• _What is required_
Search the entries below. Return every line that has "which" in it.

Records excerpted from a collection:
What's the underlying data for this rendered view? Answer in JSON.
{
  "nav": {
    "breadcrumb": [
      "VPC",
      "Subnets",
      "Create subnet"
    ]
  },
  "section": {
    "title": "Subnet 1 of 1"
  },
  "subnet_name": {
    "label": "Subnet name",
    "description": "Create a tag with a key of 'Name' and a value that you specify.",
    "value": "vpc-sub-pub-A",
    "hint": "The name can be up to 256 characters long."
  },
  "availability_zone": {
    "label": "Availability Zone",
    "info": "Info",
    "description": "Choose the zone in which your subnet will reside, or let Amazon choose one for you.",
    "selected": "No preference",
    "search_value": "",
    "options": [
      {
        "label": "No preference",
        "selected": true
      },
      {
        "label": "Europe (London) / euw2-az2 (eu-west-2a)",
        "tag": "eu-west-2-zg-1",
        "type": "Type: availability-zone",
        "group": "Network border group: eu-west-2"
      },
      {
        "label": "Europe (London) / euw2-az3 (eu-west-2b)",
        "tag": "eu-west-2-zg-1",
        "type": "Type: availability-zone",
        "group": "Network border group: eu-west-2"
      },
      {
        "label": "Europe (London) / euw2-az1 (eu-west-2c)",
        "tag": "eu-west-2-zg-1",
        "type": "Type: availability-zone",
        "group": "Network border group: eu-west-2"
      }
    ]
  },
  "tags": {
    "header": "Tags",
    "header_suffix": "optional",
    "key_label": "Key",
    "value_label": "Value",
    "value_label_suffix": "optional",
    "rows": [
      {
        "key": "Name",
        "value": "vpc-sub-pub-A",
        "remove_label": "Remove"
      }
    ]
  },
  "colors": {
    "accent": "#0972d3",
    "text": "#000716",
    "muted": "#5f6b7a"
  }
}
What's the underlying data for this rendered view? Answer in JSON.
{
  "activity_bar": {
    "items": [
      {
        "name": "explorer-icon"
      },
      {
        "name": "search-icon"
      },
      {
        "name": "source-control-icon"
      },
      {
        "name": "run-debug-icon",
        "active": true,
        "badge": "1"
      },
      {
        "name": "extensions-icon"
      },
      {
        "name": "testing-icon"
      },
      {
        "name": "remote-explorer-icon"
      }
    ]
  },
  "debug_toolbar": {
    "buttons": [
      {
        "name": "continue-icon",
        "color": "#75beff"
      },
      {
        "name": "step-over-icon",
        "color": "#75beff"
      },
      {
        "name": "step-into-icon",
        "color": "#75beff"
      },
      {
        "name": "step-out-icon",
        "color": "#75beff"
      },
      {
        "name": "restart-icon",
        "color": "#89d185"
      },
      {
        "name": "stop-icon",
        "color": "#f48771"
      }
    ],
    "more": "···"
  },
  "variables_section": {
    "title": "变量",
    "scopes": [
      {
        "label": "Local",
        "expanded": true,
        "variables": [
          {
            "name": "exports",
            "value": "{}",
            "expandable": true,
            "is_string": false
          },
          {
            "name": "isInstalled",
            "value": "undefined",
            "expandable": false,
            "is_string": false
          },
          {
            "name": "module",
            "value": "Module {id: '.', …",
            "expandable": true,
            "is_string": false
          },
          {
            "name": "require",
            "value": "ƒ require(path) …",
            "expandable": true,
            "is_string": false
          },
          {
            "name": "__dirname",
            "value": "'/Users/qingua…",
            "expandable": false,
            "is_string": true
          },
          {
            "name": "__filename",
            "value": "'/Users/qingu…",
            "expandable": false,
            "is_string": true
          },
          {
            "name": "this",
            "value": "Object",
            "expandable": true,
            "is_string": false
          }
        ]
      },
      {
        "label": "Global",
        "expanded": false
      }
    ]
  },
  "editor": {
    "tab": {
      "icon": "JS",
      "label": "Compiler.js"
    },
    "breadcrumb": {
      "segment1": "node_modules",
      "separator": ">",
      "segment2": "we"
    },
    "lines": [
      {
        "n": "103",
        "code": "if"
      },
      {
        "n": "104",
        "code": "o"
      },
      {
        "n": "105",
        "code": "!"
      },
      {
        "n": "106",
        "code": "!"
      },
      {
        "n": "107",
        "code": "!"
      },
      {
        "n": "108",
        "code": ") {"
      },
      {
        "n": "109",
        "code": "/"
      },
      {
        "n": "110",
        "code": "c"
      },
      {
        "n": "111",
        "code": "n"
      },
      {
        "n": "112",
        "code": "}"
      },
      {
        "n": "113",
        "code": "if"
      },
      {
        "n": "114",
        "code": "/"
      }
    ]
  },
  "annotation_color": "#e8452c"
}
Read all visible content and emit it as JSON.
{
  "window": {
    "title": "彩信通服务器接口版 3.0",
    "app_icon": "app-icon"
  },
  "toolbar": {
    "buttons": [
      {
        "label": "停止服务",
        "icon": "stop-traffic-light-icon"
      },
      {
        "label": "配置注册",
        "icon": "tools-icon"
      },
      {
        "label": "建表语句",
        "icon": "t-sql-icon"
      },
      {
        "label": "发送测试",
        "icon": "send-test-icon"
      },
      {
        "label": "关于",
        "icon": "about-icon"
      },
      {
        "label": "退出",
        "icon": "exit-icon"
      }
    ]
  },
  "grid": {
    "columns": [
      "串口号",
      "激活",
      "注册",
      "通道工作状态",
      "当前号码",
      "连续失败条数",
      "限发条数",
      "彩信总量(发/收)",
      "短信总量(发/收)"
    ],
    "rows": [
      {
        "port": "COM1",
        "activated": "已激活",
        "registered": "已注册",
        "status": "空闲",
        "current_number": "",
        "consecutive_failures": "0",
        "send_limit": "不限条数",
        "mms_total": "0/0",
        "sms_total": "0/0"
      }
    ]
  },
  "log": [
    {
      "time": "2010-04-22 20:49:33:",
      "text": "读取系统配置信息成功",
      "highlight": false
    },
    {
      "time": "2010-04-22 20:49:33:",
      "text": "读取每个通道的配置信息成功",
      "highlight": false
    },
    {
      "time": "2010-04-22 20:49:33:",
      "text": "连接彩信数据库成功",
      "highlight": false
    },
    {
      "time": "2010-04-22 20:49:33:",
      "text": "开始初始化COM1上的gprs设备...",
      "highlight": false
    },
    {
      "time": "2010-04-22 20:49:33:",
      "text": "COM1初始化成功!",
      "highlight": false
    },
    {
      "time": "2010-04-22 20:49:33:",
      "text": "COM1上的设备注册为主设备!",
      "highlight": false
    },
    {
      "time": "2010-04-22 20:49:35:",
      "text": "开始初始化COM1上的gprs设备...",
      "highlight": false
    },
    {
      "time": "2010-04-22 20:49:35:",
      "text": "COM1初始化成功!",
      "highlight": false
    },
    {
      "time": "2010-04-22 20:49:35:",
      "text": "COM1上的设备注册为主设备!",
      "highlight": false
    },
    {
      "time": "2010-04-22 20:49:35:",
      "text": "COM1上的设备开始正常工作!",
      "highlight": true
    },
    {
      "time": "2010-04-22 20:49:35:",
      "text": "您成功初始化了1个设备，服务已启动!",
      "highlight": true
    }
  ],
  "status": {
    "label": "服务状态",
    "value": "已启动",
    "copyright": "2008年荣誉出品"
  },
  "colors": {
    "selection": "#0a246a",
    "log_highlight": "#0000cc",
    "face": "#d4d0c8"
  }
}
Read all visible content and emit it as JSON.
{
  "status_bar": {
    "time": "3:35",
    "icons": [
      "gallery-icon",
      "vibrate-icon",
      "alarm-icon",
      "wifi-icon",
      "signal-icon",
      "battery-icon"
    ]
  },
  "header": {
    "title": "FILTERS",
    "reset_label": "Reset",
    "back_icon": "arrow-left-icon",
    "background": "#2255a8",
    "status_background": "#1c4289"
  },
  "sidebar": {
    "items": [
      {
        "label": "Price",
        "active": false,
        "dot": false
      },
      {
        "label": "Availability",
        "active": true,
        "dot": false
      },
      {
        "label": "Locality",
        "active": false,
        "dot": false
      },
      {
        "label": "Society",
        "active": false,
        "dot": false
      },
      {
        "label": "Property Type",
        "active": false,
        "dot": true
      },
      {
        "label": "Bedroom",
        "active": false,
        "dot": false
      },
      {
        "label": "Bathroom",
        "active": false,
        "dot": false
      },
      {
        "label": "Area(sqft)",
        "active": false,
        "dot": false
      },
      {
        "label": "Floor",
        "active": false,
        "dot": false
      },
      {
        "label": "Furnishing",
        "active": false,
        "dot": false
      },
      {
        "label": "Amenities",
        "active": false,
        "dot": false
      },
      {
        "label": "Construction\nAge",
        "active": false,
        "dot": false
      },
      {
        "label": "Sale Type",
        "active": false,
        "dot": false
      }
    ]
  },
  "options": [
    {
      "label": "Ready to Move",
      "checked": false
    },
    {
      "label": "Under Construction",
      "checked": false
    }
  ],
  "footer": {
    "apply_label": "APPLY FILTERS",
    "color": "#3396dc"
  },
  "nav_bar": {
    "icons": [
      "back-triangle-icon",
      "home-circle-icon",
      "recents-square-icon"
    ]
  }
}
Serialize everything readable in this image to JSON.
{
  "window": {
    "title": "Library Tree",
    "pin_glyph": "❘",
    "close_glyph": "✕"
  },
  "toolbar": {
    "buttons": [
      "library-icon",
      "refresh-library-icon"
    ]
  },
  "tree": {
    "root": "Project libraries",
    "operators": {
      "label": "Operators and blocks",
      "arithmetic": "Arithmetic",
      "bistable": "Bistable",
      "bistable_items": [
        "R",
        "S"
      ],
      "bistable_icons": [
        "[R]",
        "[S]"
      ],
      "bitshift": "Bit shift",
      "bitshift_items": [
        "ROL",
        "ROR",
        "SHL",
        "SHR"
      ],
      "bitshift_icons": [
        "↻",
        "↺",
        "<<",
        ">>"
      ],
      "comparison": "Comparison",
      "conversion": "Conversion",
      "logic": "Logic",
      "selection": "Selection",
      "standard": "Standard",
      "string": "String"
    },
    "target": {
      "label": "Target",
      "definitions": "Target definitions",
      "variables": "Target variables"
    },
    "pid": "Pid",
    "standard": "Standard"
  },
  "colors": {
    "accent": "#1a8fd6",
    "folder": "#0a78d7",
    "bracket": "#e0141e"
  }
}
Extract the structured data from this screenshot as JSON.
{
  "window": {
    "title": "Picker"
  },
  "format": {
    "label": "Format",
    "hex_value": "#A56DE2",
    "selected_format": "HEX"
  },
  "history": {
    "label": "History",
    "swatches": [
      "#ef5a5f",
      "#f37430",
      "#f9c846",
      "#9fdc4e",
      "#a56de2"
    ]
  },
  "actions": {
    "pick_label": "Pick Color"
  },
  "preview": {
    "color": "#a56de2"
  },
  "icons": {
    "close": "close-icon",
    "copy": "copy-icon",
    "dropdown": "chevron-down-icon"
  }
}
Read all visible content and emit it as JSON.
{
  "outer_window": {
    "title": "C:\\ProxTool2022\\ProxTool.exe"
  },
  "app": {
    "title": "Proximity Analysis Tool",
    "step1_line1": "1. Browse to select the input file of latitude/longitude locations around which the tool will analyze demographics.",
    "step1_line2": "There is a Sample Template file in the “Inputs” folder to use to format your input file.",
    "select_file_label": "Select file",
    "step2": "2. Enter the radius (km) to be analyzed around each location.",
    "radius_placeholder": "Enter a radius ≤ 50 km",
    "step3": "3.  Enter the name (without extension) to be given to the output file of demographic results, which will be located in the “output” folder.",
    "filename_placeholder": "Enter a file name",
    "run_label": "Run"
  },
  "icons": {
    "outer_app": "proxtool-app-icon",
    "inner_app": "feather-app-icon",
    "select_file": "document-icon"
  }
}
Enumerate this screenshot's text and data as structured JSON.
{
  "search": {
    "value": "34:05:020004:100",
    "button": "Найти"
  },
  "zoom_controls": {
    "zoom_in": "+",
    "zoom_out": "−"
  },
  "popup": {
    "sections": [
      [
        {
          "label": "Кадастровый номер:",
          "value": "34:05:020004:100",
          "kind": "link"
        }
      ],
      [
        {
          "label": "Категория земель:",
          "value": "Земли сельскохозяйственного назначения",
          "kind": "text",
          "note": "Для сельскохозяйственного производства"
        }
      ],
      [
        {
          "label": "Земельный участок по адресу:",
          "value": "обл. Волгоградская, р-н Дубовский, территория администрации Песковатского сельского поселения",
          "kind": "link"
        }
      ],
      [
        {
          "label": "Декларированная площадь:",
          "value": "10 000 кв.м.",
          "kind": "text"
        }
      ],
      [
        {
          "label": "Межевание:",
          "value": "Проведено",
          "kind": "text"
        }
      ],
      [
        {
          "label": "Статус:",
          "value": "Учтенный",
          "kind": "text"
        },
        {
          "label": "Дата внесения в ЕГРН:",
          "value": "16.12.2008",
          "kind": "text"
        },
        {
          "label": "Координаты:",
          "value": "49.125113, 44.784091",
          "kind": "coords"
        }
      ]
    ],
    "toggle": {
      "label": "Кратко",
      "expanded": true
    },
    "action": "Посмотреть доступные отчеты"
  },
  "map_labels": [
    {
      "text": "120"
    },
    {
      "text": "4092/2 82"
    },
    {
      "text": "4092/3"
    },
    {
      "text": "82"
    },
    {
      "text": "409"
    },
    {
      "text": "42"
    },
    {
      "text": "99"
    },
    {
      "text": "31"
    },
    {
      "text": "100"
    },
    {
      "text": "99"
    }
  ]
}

• _Answer space_
    "description": "Choose the zone in which your subnet will reside, or let Amazon choose one for you.",
    "step1_line1": "1. Browse to select the input file of latitude/longitude locations around which the tool will analyze demographics.",
    "step3": "3.  Enter the name (without extension) to be given to the output file of demographic results, which will be located in the “output” folder.",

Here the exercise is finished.